REQUIRED ACTION:
Check each line of the data for "Adobe", and copy the ones that have it.

━━ DATA SUPPLIED

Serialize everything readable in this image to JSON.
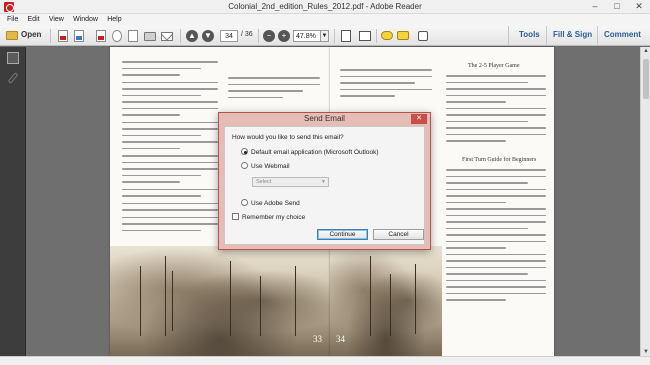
{
  "window": {
    "title": "Colonial_2nd_edition_Rules_2012.pdf - Adobe Reader",
    "min": "–",
    "max": "□",
    "close": "✕"
  },
  "menu": [
    "File",
    "Edit",
    "View",
    "Window",
    "Help"
  ],
  "toolbar": {
    "open_label": "Open",
    "page_current": "34",
    "page_total": "/ 36",
    "zoom": "47.8%",
    "zoom_out": "−",
    "zoom_in": "+",
    "links": [
      "Tools",
      "Fill & Sign",
      "Comment"
    ]
  },
  "document": {
    "left_page_number": "33",
    "right_page_number": "34",
    "right_heading_1": "The 2-5 Player Game",
    "right_heading_2": "First Turn Guide for Beginners"
  },
  "dialog": {
    "title": "Send Email",
    "close": "✕",
    "question": "How would you like to send this email?",
    "options": [
      {
        "label": "Default email application (Microsoft Outlook)",
        "checked": true
      },
      {
        "label": "Use Webmail",
        "checked": false
      },
      {
        "label": "Use Adobe Send",
        "checked": false
      }
    ],
    "webmail_select_placeholder": "Select",
    "remember_label": "Remember my choice",
    "continue_label": "Continue",
    "cancel_label": "Cancel"
  }
}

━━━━

WORKED SOLUTION:
    "title": "Colonial_2nd_edition_Rules_2012.pdf - Adobe Reader",
        "label": "Use Adobe Send",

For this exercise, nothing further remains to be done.